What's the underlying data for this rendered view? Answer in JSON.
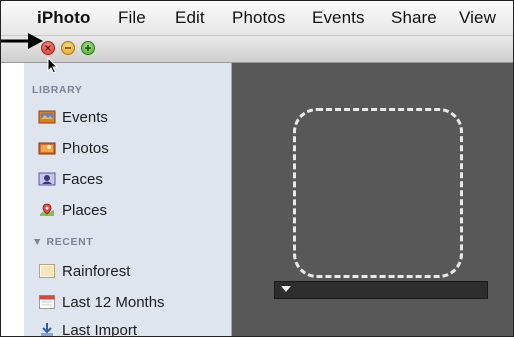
{
  "menubar": {
    "app": "iPhoto",
    "items": [
      "File",
      "Edit",
      "Photos",
      "Events",
      "Share",
      "View"
    ]
  },
  "window": {
    "buttons": [
      "close",
      "minimize",
      "zoom"
    ]
  },
  "sidebar": {
    "library_header": "LIBRARY",
    "library_items": [
      {
        "label": "Events",
        "icon": "events-icon"
      },
      {
        "label": "Photos",
        "icon": "photos-icon"
      },
      {
        "label": "Faces",
        "icon": "faces-icon"
      },
      {
        "label": "Places",
        "icon": "places-icon"
      }
    ],
    "recent_header": "▼ RECENT",
    "recent_items": [
      {
        "label": "Rainforest",
        "icon": "album-icon"
      },
      {
        "label": "Last 12 Months",
        "icon": "calendar-icon"
      },
      {
        "label": "Last Import",
        "icon": "import-icon"
      }
    ]
  },
  "colors": {
    "annotation": "#000000",
    "sidebar_bg": "#dfe5ee",
    "content_bg": "#585858"
  }
}
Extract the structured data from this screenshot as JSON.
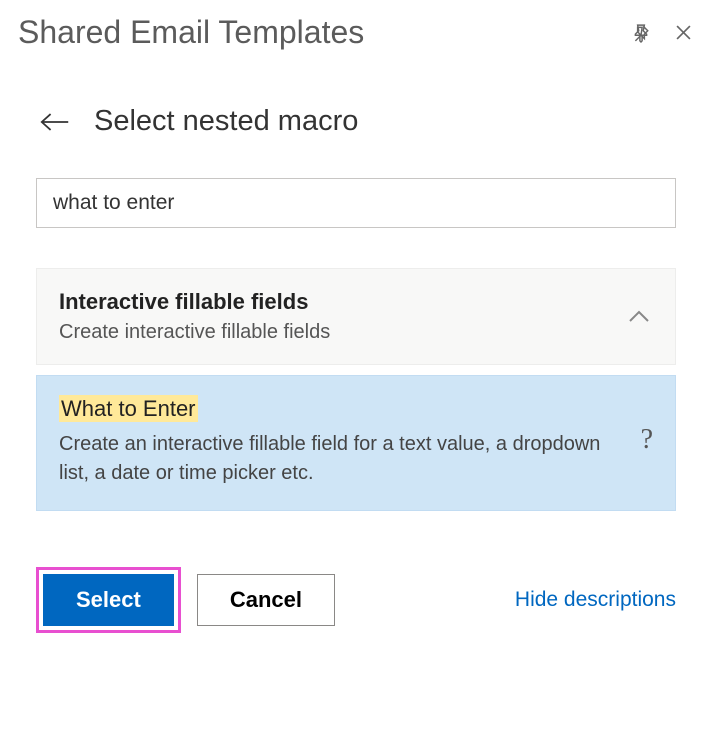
{
  "header": {
    "title": "Shared Email Templates"
  },
  "subheader": {
    "title": "Select nested macro"
  },
  "search": {
    "value": "what to enter",
    "placeholder": ""
  },
  "category": {
    "title": "Interactive fillable fields",
    "description": "Create interactive fillable fields"
  },
  "macro": {
    "title": "What to Enter",
    "description": "Create an interactive fillable field for a text value, a dropdown list, a date or time picker etc."
  },
  "footer": {
    "select_label": "Select",
    "cancel_label": "Cancel",
    "hide_descriptions_label": "Hide descriptions"
  }
}
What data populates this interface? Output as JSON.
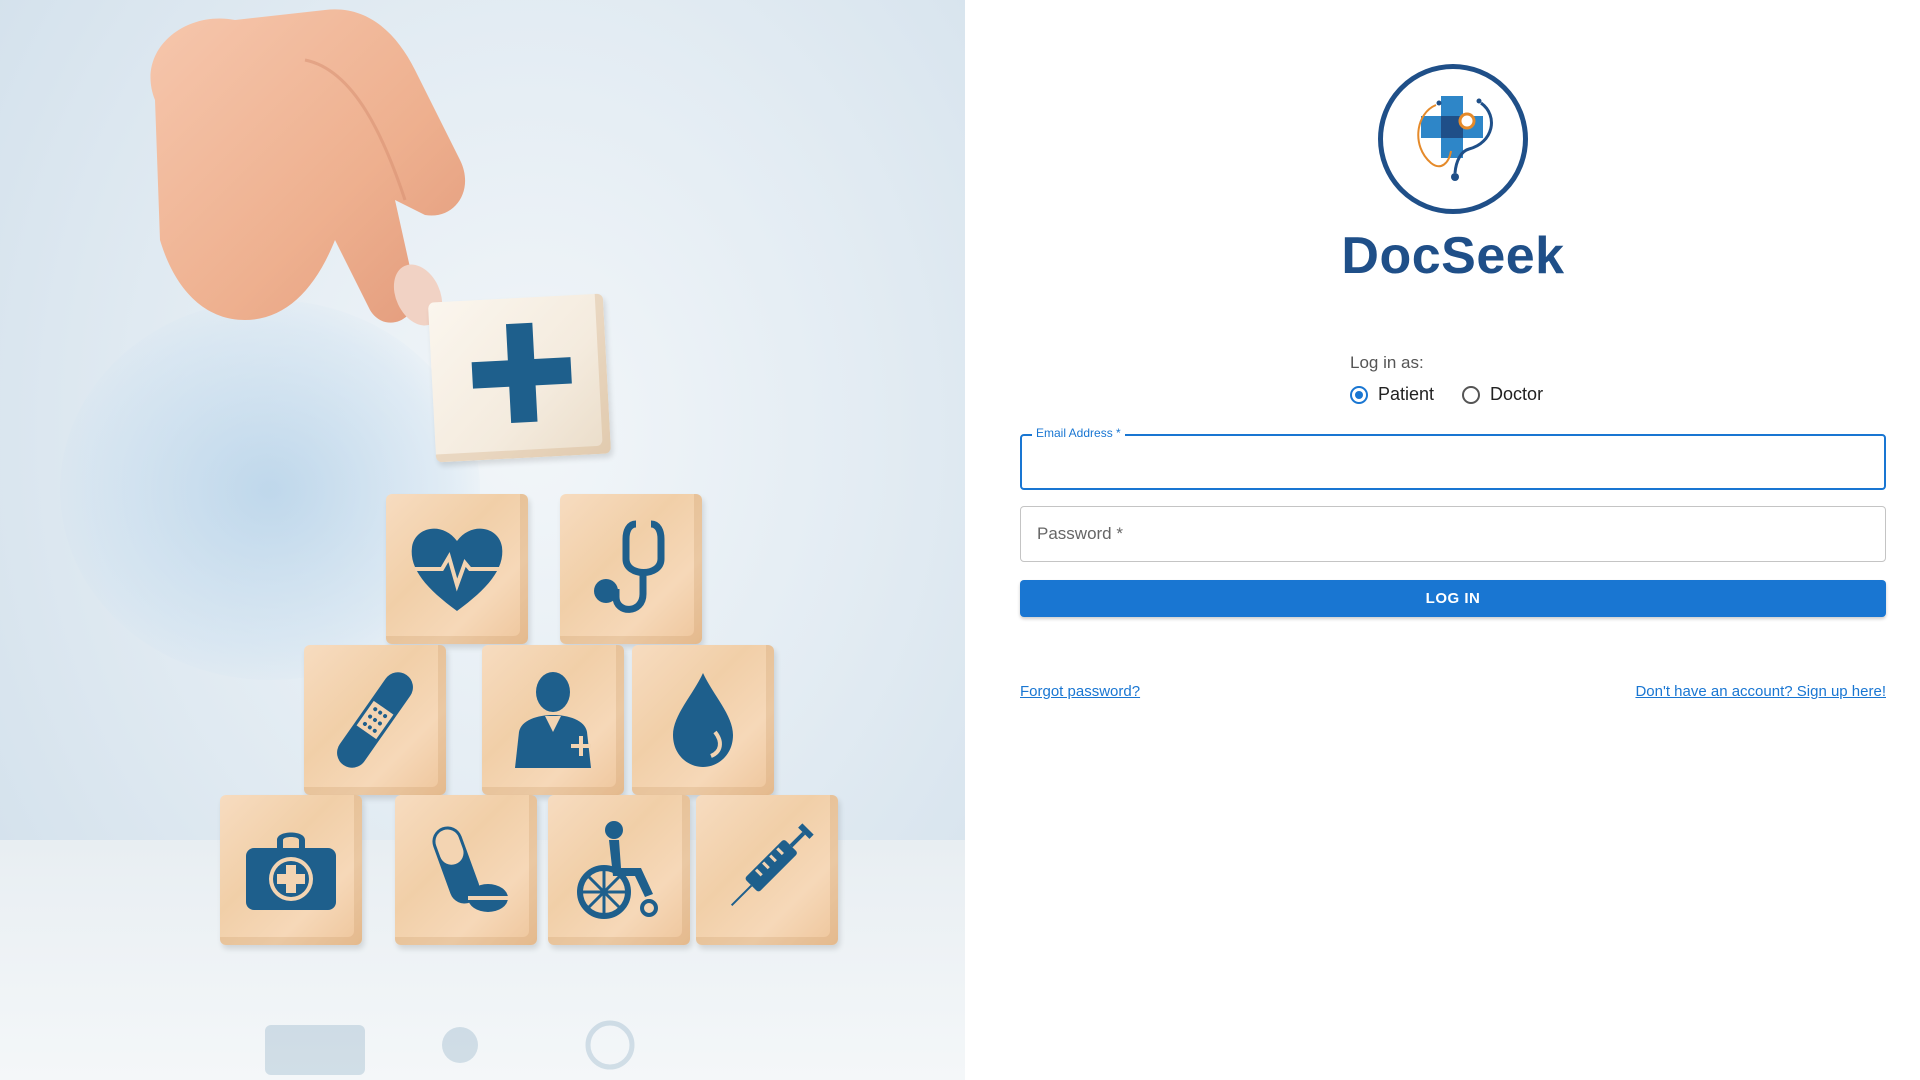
{
  "brand": {
    "name": "DocSeek",
    "color": "#1f4f88"
  },
  "login": {
    "prompt": "Log in as:",
    "roles": [
      {
        "label": "Patient",
        "selected": true
      },
      {
        "label": "Doctor",
        "selected": false
      }
    ],
    "email": {
      "label": "Email Address *",
      "value": ""
    },
    "password": {
      "placeholder": "Password *",
      "value": ""
    },
    "submit_label": "LOG IN",
    "forgot_label": "Forgot password?",
    "signup_label": "Don't have an account? Sign up here!"
  },
  "colors": {
    "accent": "#1976d2",
    "icon": "#1e5f8c",
    "wood": "#f3d4b2"
  },
  "hero": {
    "icons": [
      "plus-icon",
      "heart-pulse-icon",
      "stethoscope-icon",
      "bandage-icon",
      "doctor-icon",
      "blood-drop-icon",
      "first-aid-kit-icon",
      "pill-icon",
      "wheelchair-icon",
      "syringe-icon"
    ]
  }
}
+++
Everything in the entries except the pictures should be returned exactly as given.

What's the underlying data for this rendered view? Answer in JSON.
{
  "menubar": {
    "app": "iPhoto",
    "items": [
      "File",
      "Edit",
      "Photos",
      "Events",
      "Share",
      "View"
    ]
  },
  "window": {
    "buttons": [
      "close",
      "minimize",
      "zoom"
    ]
  },
  "sidebar": {
    "library_header": "LIBRARY",
    "library_items": [
      {
        "label": "Events",
        "icon": "events-icon"
      },
      {
        "label": "Photos",
        "icon": "photos-icon"
      },
      {
        "label": "Faces",
        "icon": "faces-icon"
      },
      {
        "label": "Places",
        "icon": "places-icon"
      }
    ],
    "recent_header": "▼ RECENT",
    "recent_items": [
      {
        "label": "Rainforest",
        "icon": "album-icon"
      },
      {
        "label": "Last 12 Months",
        "icon": "calendar-icon"
      },
      {
        "label": "Last Import",
        "icon": "import-icon"
      }
    ]
  },
  "colors": {
    "annotation": "#000000",
    "sidebar_bg": "#dfe5ee",
    "content_bg": "#585858"
  }
}
Extract the structured data from this screenshot as JSON.
{
  "header": {
    "title": "Shared Email Templates"
  },
  "subheader": {
    "title": "Select nested macro"
  },
  "search": {
    "value": "what to enter",
    "placeholder": ""
  },
  "category": {
    "title": "Interactive fillable fields",
    "description": "Create interactive fillable fields"
  },
  "macro": {
    "title": "What to Enter",
    "description": "Create an interactive fillable field for a text value, a dropdown list, a date or time picker etc."
  },
  "footer": {
    "select_label": "Select",
    "cancel_label": "Cancel",
    "hide_descriptions_label": "Hide descriptions"
  }
}
What data populates this interface? Output as JSON.
{
  "brand": {
    "name": "DocSeek",
    "color": "#1f4f88"
  },
  "login": {
    "prompt": "Log in as:",
    "roles": [
      {
        "label": "Patient",
        "selected": true
      },
      {
        "label": "Doctor",
        "selected": false
      }
    ],
    "email": {
      "label": "Email Address *",
      "value": ""
    },
    "password": {
      "placeholder": "Password *",
      "value": ""
    },
    "submit_label": "LOG IN",
    "forgot_label": "Forgot password?",
    "signup_label": "Don't have an account? Sign up here!"
  },
  "colors": {
    "accent": "#1976d2",
    "icon": "#1e5f8c",
    "wood": "#f3d4b2"
  },
  "hero": {
    "icons": [
      "plus-icon",
      "heart-pulse-icon",
      "stethoscope-icon",
      "bandage-icon",
      "doctor-icon",
      "blood-drop-icon",
      "first-aid-kit-icon",
      "pill-icon",
      "wheelchair-icon",
      "syringe-icon"
    ]
  }
}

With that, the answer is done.